Rick and his wife, Judy, have three children: David, 34; Daniel, 32 and Mary, 26.
Little Falls Harbor and Other Points of Interest
The Little Falls Harbor, also a pet project of Rick’s, has become a tourist attraction. Approximately 15 years ago, the New York State Thruway Authority took over the New York State Canal Authority, which had been operating on a slow decline over the past 40 years.
“The canal system was never designed with recreational boating in mind. It was designed for the transportation of bulk materials via barges. Over the years, the use of these barges through the canal system has diminished to almost nothing. To continue the operation of the Erie Canal system, the Thruway Authority realized communities along the waterway needed to transform the canal to accommodate recreational boating as well as preserving its rich heritage,” Rick said.
“One of the programs put in place by the State of New York to attract boaters was to construct designated harbors on the Erie Canal. The City of Little Falls was selected as one of seven sites for these harbors, which was primarily funded by the state. The Little Harbor offers docking, sewage, water, and electrical hookups and hot showers. This has become a major tourist attraction,” he said.
Little Falls also is well known for is its 40-ft. high lock landmark, which is located near the city limits. It is the highest lift lock in North America. Nearby is Moss Island, which is noted throughout the region for its unique geological formations and tremendous variety of unique vegetation.
Another prominent attraction is Canal Place, which is the cultural and social focal point of the City of Little Falls’ well-attended Garlic Festival. The Canal Place also offers several fine restaurants and the Mohawk Valley Center for the Arts, which is accented by several sculptures and perennial flowerbeds.
And, lastly, thousands of people descend on Sterziner Park each year for the City’s Canal Days Celebration. Begun in 1988, the Canal Celebration recognizes the varied and ethnic groups who played a critical role in the development of the city, and the importance of the canal to its economic development. Events include musical entertainment, a parade, picnic, bike race, youth fishing derby, boat rides, historic home tours and more.
History of Little Falls
When the first white traders came up the Mohawk River, they had to carry their canoes around the rapids, which they called “Little Falls.” The name remained for more than 200 years, except for two years, 1850 to 1852, when the name was changed to “Rockton,” because the citizens thought that little meant a little town, and they dreamed of a metropolis.

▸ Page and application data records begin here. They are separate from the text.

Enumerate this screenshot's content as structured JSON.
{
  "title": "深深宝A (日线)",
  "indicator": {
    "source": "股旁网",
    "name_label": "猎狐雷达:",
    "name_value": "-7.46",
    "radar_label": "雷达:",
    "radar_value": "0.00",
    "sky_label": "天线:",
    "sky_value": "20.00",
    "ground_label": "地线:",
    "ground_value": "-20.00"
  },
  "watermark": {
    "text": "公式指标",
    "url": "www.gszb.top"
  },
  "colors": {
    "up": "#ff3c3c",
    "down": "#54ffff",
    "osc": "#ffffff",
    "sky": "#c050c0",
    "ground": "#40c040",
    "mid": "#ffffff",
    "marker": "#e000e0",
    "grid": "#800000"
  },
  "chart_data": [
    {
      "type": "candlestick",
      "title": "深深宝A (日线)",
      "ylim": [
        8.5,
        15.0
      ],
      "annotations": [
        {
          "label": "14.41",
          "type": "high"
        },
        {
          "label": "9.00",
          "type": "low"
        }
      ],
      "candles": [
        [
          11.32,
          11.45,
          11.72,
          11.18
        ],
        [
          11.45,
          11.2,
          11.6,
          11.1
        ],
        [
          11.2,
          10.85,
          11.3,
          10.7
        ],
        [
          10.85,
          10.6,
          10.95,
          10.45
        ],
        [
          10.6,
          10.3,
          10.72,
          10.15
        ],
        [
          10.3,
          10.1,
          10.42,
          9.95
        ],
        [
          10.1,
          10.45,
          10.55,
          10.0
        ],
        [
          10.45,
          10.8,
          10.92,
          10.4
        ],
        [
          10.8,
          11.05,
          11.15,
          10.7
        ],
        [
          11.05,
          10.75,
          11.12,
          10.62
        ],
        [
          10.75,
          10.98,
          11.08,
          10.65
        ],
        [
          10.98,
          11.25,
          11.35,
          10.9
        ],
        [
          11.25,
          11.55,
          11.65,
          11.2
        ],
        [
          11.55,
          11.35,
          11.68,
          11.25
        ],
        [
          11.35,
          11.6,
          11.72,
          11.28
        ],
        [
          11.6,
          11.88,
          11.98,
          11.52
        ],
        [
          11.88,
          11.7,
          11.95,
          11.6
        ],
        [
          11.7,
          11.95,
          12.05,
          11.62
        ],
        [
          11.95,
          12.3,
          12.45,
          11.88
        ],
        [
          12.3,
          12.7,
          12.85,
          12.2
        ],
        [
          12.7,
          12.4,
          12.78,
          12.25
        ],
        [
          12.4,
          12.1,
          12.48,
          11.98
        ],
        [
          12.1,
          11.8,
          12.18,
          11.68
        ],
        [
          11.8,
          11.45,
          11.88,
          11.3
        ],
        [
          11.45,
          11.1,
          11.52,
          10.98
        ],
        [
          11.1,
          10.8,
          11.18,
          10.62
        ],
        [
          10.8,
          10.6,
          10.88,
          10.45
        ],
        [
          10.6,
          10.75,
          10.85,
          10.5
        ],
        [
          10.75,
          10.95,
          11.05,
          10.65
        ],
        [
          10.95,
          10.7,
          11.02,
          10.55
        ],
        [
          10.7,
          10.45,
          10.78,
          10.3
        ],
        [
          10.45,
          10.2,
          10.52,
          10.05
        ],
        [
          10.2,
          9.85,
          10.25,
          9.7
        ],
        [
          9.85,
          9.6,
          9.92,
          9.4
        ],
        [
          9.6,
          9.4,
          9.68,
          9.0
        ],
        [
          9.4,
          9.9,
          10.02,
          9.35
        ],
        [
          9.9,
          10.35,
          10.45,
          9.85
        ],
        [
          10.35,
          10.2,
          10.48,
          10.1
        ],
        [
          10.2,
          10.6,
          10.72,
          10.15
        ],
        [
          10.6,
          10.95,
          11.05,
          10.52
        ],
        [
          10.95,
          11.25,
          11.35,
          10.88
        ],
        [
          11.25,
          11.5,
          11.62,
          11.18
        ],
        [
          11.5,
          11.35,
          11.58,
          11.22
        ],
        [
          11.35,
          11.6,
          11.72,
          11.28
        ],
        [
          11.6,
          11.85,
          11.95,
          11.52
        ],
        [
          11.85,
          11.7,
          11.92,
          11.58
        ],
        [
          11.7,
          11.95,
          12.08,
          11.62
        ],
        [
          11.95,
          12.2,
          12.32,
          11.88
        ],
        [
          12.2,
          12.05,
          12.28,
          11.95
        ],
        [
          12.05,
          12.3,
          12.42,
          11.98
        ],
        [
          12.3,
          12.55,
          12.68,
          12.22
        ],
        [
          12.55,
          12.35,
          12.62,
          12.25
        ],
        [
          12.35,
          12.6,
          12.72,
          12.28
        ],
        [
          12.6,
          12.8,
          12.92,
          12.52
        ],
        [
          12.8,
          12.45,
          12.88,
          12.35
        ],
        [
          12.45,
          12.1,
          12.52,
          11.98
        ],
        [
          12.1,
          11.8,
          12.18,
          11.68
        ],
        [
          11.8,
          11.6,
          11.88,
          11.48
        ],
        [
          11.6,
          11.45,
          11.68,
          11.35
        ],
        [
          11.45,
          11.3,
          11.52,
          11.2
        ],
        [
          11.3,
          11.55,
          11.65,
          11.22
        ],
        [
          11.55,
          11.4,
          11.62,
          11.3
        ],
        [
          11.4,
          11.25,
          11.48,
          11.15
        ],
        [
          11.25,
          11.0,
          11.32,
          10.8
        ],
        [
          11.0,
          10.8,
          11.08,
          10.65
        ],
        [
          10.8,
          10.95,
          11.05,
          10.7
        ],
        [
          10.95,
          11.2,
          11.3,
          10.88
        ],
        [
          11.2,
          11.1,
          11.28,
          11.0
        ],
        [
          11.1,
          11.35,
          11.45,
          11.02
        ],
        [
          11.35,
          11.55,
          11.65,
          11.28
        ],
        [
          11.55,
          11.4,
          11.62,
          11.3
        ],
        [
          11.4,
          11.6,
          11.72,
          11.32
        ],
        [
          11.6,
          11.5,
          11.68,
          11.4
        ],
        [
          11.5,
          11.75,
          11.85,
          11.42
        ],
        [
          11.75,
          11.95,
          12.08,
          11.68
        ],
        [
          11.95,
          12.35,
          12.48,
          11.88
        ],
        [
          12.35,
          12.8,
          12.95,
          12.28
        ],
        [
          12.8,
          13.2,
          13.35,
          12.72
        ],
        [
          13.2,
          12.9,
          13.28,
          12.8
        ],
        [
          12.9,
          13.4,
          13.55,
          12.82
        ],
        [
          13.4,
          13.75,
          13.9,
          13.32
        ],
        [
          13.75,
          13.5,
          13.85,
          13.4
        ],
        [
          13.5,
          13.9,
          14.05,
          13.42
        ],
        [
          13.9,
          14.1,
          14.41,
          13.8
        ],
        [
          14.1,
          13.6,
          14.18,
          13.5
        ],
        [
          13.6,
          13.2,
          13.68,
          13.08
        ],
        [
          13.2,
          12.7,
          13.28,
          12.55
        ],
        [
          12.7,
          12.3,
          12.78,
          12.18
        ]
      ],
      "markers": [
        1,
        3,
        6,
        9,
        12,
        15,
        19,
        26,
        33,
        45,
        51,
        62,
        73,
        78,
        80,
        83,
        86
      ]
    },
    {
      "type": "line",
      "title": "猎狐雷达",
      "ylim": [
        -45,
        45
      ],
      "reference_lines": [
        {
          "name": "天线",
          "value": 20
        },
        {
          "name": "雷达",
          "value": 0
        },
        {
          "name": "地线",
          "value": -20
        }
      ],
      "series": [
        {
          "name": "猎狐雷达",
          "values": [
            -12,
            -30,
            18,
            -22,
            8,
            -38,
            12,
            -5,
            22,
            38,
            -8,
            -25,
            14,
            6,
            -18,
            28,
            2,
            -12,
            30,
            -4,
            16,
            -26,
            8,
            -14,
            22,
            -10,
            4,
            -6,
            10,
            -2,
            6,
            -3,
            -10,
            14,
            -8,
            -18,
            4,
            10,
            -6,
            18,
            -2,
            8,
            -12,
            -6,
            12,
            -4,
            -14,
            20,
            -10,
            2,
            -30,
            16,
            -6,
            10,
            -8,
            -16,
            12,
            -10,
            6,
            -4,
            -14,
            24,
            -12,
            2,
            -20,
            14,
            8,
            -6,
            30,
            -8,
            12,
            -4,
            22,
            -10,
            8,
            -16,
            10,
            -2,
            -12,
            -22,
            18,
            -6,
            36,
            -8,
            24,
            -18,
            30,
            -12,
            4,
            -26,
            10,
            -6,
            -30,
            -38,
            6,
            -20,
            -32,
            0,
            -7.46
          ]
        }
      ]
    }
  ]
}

In 1722, a group of German Palatines came up the Mohawk to look over the land. An Indian Deed dated July 9, 1722 granted 92 persons lots in Herkimer County along the Mohawk River beginning at the Little Falls.
The earliest industries included a sawmill, gristmills and a foundry at the mouth of Furnace Creek The village was incorporated in 1811. A cheese exchange was established in 1853 to 1875, making Little Falls the “cheese market to the nation.”
In 1895, the community received its charter as the City of Little Falls.
The Mohawk River descends more than 40 ft. as it passes through the narrow gorge, while proceeding less than 3 mi. New York Lock 17 on the contemporary Erie Canal was constructed to solve this engineering challenge, replacing three locks on the 1825 Erie Canal. Until very recently, this great lock was the highest lift lock in the world.
At the turn of the century, Little Falls was the site of much industrial growth due to its immense source of available energy. Today, a hydro-electro plant located just west of Lock 17 is tapping this source of power.
Little Falls is located in Herkimer County along State Route 5, approximately midway between Syracuse and Albany, NY.
(Information was obtained from Little Falls Web site.) P